#### [Work instruction]
What follows is a set of records; give them all back exactly.

#### [Input records]
━━━

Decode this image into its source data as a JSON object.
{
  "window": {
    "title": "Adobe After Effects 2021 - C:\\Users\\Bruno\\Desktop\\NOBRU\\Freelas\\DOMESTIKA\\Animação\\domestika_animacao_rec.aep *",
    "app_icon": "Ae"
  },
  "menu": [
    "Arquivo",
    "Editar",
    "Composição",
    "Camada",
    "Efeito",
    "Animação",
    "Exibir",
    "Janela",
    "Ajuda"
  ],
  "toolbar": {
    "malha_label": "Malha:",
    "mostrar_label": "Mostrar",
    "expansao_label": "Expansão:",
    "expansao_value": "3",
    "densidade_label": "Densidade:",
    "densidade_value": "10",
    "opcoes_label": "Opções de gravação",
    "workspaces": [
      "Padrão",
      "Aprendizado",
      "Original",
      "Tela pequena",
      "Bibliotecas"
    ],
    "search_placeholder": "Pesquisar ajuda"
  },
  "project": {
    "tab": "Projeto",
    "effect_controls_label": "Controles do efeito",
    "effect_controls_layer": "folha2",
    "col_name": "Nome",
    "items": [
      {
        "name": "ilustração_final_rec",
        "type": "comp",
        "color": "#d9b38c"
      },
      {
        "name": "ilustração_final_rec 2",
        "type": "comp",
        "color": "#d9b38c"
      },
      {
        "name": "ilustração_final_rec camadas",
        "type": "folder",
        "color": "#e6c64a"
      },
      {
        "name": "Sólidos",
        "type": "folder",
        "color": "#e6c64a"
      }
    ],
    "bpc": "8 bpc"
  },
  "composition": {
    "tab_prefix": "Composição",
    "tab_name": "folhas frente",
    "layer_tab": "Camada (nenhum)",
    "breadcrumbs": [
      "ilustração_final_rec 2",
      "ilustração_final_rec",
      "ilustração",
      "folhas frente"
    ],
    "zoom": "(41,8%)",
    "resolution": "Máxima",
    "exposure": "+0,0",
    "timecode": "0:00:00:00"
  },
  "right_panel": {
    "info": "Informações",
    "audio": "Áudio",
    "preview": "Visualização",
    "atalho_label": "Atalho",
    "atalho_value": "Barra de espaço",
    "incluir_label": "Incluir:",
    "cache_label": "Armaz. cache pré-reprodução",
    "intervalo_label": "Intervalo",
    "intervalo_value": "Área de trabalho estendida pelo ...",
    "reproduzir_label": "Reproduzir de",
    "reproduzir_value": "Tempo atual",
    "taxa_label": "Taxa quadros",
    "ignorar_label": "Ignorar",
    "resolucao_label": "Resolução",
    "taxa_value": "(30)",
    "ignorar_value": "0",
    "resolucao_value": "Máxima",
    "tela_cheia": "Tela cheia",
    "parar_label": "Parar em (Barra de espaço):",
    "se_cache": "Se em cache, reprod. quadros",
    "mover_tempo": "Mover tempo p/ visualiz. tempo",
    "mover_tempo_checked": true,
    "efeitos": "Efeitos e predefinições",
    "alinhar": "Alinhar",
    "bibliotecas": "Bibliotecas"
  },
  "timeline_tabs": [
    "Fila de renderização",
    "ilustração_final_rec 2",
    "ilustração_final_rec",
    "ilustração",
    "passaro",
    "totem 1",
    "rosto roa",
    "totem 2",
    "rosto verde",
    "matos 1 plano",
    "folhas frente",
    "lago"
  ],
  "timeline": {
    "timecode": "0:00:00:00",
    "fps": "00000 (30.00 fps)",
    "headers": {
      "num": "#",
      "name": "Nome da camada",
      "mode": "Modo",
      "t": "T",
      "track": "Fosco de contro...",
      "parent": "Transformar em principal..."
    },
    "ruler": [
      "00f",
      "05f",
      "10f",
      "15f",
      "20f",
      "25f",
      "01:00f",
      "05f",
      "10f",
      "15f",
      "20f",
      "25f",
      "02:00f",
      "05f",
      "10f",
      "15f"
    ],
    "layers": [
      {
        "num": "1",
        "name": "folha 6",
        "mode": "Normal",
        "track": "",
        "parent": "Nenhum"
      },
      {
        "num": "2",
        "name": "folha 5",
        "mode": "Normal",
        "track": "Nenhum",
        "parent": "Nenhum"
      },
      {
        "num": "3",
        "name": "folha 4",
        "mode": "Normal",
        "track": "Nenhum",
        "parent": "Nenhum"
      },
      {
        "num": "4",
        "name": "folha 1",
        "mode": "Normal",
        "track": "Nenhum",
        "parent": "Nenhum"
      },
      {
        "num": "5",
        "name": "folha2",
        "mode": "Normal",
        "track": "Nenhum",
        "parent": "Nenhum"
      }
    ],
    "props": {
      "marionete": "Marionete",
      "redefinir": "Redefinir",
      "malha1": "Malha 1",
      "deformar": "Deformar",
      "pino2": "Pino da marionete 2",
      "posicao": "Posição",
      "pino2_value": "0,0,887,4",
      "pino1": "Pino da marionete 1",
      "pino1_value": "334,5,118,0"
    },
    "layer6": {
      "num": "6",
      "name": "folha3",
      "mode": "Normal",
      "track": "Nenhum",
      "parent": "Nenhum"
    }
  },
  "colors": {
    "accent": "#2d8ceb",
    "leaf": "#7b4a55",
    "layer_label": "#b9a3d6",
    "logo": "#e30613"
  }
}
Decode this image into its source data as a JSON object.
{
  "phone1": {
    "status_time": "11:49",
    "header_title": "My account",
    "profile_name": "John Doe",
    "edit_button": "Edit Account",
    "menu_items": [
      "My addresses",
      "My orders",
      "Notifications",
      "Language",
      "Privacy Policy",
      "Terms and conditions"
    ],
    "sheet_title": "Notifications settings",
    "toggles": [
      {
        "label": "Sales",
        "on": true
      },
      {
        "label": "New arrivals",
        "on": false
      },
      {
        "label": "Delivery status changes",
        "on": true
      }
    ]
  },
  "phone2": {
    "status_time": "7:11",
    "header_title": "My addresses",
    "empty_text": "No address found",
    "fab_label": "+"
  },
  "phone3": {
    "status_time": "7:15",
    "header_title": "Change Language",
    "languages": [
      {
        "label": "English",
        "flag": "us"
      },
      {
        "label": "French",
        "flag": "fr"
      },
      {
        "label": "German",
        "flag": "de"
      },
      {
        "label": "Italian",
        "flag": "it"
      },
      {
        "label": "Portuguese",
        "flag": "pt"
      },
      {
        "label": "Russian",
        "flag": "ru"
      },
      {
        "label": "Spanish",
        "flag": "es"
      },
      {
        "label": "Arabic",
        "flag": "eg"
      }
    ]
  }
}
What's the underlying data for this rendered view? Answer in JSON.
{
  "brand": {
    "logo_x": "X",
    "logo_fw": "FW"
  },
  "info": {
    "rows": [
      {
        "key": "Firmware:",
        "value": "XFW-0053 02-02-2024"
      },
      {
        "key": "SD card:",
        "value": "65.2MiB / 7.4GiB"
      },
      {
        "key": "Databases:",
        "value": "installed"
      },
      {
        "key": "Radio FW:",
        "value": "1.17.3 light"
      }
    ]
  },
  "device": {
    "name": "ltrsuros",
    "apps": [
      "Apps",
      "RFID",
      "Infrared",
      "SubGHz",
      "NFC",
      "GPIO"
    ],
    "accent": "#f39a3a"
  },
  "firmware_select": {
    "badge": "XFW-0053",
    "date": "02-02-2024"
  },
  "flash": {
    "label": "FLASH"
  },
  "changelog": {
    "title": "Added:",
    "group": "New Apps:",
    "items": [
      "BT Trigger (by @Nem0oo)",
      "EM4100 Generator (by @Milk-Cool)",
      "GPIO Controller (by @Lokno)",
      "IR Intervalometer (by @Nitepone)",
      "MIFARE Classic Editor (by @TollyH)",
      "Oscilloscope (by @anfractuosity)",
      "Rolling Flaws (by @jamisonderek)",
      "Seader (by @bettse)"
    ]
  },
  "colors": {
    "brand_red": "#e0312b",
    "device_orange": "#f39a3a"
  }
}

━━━

#### [Answer for this exercise]
Decode this image into its source data as a JSON object.
{
  "window": {
    "title": "Adobe After Effects 2021 - C:\\Users\\Bruno\\Desktop\\NOBRU\\Freelas\\DOMESTIKA\\Animação\\domestika_animacao_rec.aep *",
    "app_icon": "Ae"
  },
  "menu": [
    "Arquivo",
    "Editar",
    "Composição",
    "Camada",
    "Efeito",
    "Animação",
    "Exibir",
    "Janela",
    "Ajuda"
  ],
  "toolbar": {
    "malha_label": "Malha:",
    "mostrar_label": "Mostrar",
    "expansao_label": "Expansão:",
    "expansao_value": "3",
    "densidade_label": "Densidade:",
    "densidade_value": "10",
    "opcoes_label": "Opções de gravação",
    "workspaces": [
      "Padrão",
      "Aprendizado",
      "Original",
      "Tela pequena",
      "Bibliotecas"
    ],
    "search_placeholder": "Pesquisar ajuda"
  },
  "project": {
    "tab": "Projeto",
    "effect_controls_label": "Controles do efeito",
    "effect_controls_layer": "folha2",
    "col_name": "Nome",
    "items": [
      {
        "name": "ilustração_final_rec",
        "type": "comp",
        "color": "#d9b38c"
      },
      {
        "name": "ilustração_final_rec 2",
        "type": "comp",
        "color": "#d9b38c"
      },
      {
        "name": "ilustração_final_rec camadas",
        "type": "folder",
        "color": "#e6c64a"
      },
      {
        "name": "Sólidos",
        "type": "folder",
        "color": "#e6c64a"
      }
    ],
    "bpc": "8 bpc"
  },
  "composition": {
    "tab_prefix": "Composição",
    "tab_name": "folhas frente",
    "layer_tab": "Camada (nenhum)",
    "breadcrumbs": [
      "ilustração_final_rec 2",
      "ilustração_final_rec",
      "ilustração",
      "folhas frente"
    ],
    "zoom": "(41,8%)",
    "resolution": "Máxima",
    "exposure": "+0,0",
    "timecode": "0:00:00:00"
  },
  "right_panel": {
    "info": "Informações",
    "audio": "Áudio",
    "preview": "Visualização",
    "atalho_label": "Atalho",
    "atalho_value": "Barra de espaço",
    "incluir_label": "Incluir:",
    "cache_label": "Armaz. cache pré-reprodução",
    "intervalo_label": "Intervalo",
    "intervalo_value": "Área de trabalho estendida pelo ...",
    "reproduzir_label": "Reproduzir de",
    "reproduzir_value": "Tempo atual",
    "taxa_label": "Taxa quadros",
    "ignorar_label": "Ignorar",
    "resolucao_label": "Resolução",
    "taxa_value": "(30)",
    "ignorar_value": "0",
    "resolucao_value": "Máxima",
    "tela_cheia": "Tela cheia",
    "parar_label": "Parar em (Barra de espaço):",
    "se_cache": "Se em cache, reprod. quadros",
    "mover_tempo": "Mover tempo p/ visualiz. tempo",
    "mover_tempo_checked": true,
    "efeitos": "Efeitos e predefinições",
    "alinhar": "Alinhar",
    "bibliotecas": "Bibliotecas"
  },
  "timeline_tabs": [
    "Fila de renderização",
    "ilustração_final_rec 2",
    "ilustração_final_rec",
    "ilustração",
    "passaro",
    "totem 1",
    "rosto roa",
    "totem 2",
    "rosto verde",
    "matos 1 plano",
    "folhas frente",
    "lago"
  ],
  "timeline": {
    "timecode": "0:00:00:00",
    "fps": "00000 (30.00 fps)",
    "headers": {
      "num": "#",
      "name": "Nome da camada",
      "mode": "Modo",
      "t": "T",
      "track": "Fosco de contro...",
      "parent": "Transformar em principal..."
    },
    "ruler": [
      "00f",
      "05f",
      "10f",
      "15f",
      "20f",
      "25f",
      "01:00f",
      "05f",
      "10f",
      "15f",
      "20f",
      "25f",
      "02:00f",
      "05f",
      "10f",
      "15f"
    ],
    "layers": [
      {
        "num": "1",
        "name": "folha 6",
        "mode": "Normal",
        "track": "",
        "parent": "Nenhum"
      },
      {
        "num": "2",
        "name": "folha 5",
        "mode": "Normal",
        "track": "Nenhum",
        "parent": "Nenhum"
      },
      {
        "num": "3",
        "name": "folha 4",
        "mode": "Normal",
        "track": "Nenhum",
        "parent": "Nenhum"
      },
      {
        "num": "4",
        "name": "folha 1",
        "mode": "Normal",
        "track": "Nenhum",
        "parent": "Nenhum"
      },
      {
        "num": "5",
        "name": "folha2",
        "mode": "Normal",
        "track": "Nenhum",
        "parent": "Nenhum"
      }
    ],
    "props": {
      "marionete": "Marionete",
      "redefinir": "Redefinir",
      "malha1": "Malha 1",
      "deformar": "Deformar",
      "pino2": "Pino da marionete 2",
      "posicao": "Posição",
      "pino2_value": "0,0,887,4",
      "pino1": "Pino da marionete 1",
      "pino1_value": "334,5,118,0"
    },
    "layer6": {
      "num": "6",
      "name": "folha3",
      "mode": "Normal",
      "track": "Nenhum",
      "parent": "Nenhum"
    }
  },
  "colors": {
    "accent": "#2d8ceb",
    "leaf": "#7b4a55",
    "layer_label": "#b9a3d6",
    "logo": "#e30613"
  }
}
Decode this image into its source data as a JSON object.
{
  "phone1": {
    "status_time": "11:49",
    "header_title": "My account",
    "profile_name": "John Doe",
    "edit_button": "Edit Account",
    "menu_items": [
      "My addresses",
      "My orders",
      "Notifications",
      "Language",
      "Privacy Policy",
      "Terms and conditions"
    ],
    "sheet_title": "Notifications settings",
    "toggles": [
      {
        "label": "Sales",
        "on": true
      },
      {
        "label": "New arrivals",
        "on": false
      },
      {
        "label": "Delivery status changes",
        "on": true
      }
    ]
  },
  "phone2": {
    "status_time": "7:11",
    "header_title": "My addresses",
    "empty_text": "No address found",
    "fab_label": "+"
  },
  "phone3": {
    "status_time": "7:15",
    "header_title": "Change Language",
    "languages": [
      {
        "label": "English",
        "flag": "us"
      },
      {
        "label": "French",
        "flag": "fr"
      },
      {
        "label": "German",
        "flag": "de"
      },
      {
        "label": "Italian",
        "flag": "it"
      },
      {
        "label": "Portuguese",
        "flag": "pt"
      },
      {
        "label": "Russian",
        "flag": "ru"
      },
      {
        "label": "Spanish",
        "flag": "es"
      },
      {
        "label": "Arabic",
        "flag": "eg"
      }
    ]
  }
}
What's the underlying data for this rendered view? Answer in JSON.
{
  "brand": {
    "logo_x": "X",
    "logo_fw": "FW"
  },
  "info": {
    "rows": [
      {
        "key": "Firmware:",
        "value": "XFW-0053 02-02-2024"
      },
      {
        "key": "SD card:",
        "value": "65.2MiB / 7.4GiB"
      },
      {
        "key": "Databases:",
        "value": "installed"
      },
      {
        "key": "Radio FW:",
        "value": "1.17.3 light"
      }
    ]
  },
  "device": {
    "name": "ltrsuros",
    "apps": [
      "Apps",
      "RFID",
      "Infrared",
      "SubGHz",
      "NFC",
      "GPIO"
    ],
    "accent": "#f39a3a"
  },
  "firmware_select": {
    "badge": "XFW-0053",
    "date": "02-02-2024"
  },
  "flash": {
    "label": "FLASH"
  },
  "changelog": {
    "title": "Added:",
    "group": "New Apps:",
    "items": [
      "BT Trigger (by @Nem0oo)",
      "EM4100 Generator (by @Milk-Cool)",
      "GPIO Controller (by @Lokno)",
      "IR Intervalometer (by @Nitepone)",
      "MIFARE Classic Editor (by @TollyH)",
      "Oscilloscope (by @anfractuosity)",
      "Rolling Flaws (by @jamisonderek)",
      "Seader (by @bettse)"
    ]
  },
  "colors": {
    "brand_red": "#e0312b",
    "device_orange": "#f39a3a"
  }
}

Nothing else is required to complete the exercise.